> _Data for the task_

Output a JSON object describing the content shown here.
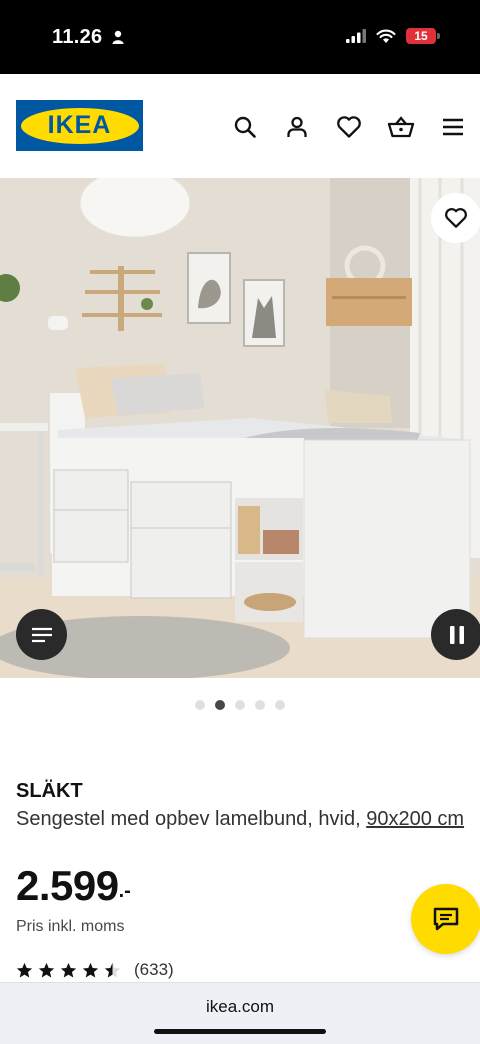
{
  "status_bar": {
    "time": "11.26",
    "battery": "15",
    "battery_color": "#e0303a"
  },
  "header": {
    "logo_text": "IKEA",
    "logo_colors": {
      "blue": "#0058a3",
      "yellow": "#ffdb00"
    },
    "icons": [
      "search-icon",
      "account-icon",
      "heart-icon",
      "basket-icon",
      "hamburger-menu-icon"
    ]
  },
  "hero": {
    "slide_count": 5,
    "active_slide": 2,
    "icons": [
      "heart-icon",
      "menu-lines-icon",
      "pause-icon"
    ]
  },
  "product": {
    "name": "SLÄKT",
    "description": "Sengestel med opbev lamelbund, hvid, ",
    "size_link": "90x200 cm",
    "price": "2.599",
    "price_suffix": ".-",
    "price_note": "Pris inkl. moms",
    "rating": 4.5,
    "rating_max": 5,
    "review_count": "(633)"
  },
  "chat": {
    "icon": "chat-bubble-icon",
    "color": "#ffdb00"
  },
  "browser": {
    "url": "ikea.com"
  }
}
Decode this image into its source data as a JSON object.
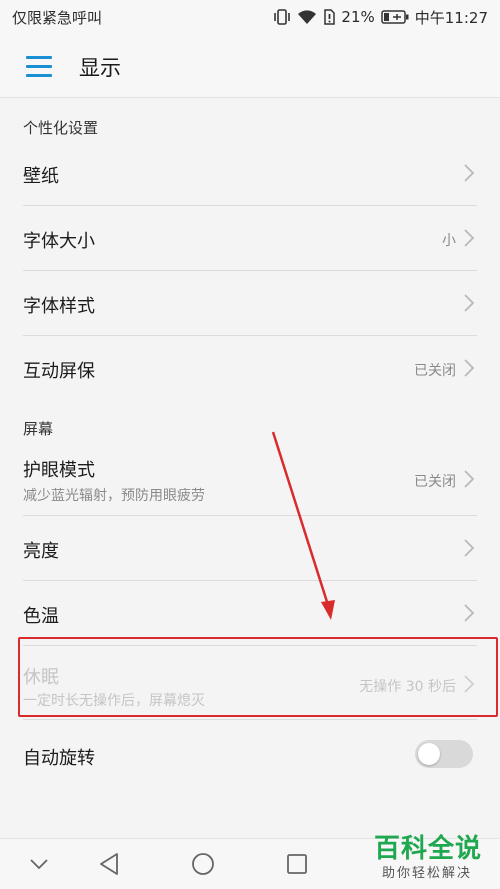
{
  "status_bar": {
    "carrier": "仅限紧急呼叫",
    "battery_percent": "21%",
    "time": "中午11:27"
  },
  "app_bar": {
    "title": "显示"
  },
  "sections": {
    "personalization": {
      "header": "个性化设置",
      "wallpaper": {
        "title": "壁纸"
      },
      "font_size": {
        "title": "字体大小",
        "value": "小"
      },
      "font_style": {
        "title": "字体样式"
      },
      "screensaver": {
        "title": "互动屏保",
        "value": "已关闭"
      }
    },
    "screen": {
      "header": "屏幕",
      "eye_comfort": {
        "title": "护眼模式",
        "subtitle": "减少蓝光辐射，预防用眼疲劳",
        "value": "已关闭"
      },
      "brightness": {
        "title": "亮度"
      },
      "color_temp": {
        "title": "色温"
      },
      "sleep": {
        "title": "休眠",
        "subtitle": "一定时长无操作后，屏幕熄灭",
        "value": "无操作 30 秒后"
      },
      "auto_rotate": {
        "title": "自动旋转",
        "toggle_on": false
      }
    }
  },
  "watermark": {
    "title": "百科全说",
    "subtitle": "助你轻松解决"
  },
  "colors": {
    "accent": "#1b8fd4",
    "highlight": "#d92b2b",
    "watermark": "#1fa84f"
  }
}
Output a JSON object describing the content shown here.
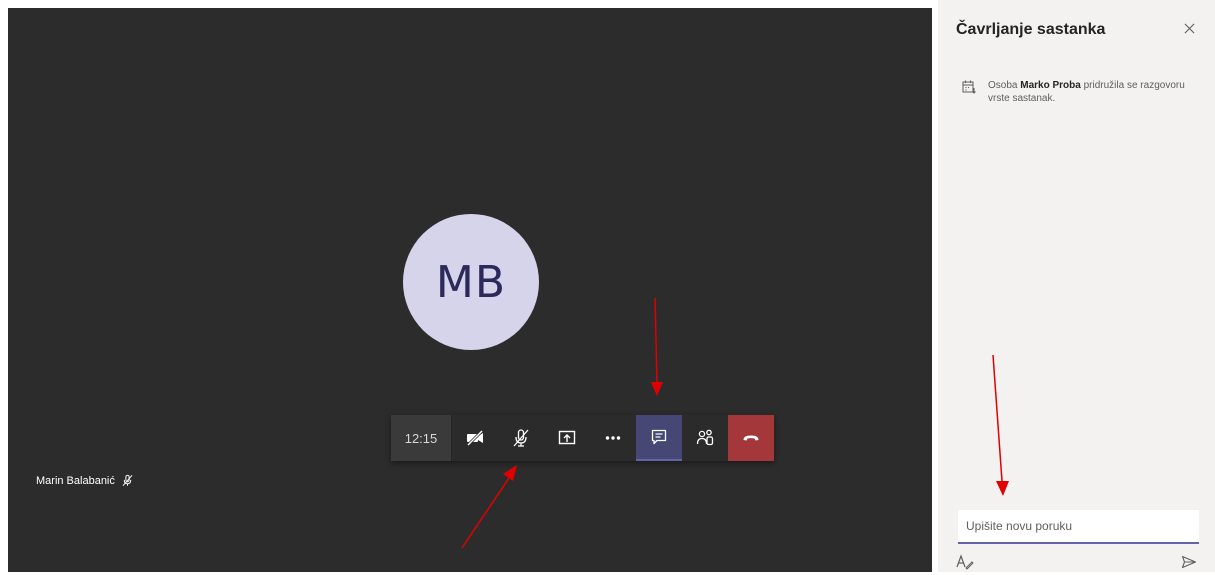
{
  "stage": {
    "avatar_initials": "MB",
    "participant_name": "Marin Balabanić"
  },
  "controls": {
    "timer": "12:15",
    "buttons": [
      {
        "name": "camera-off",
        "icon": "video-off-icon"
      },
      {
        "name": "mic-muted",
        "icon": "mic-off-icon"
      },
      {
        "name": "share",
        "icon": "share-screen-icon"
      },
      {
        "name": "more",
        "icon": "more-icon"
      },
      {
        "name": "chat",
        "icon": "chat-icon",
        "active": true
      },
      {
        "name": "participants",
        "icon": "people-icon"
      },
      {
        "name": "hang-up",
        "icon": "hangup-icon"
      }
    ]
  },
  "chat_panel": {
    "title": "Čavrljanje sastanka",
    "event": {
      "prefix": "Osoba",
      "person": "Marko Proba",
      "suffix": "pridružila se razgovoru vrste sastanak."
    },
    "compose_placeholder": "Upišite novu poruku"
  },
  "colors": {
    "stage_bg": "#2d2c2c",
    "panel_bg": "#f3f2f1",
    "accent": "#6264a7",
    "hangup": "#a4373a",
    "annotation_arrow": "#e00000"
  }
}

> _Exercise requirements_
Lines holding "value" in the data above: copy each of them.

> _Response to the exercise_
        "value": "小"
        "value": "已关闭"
        "value": "已关闭"
        "value": "无操作 30 秒后"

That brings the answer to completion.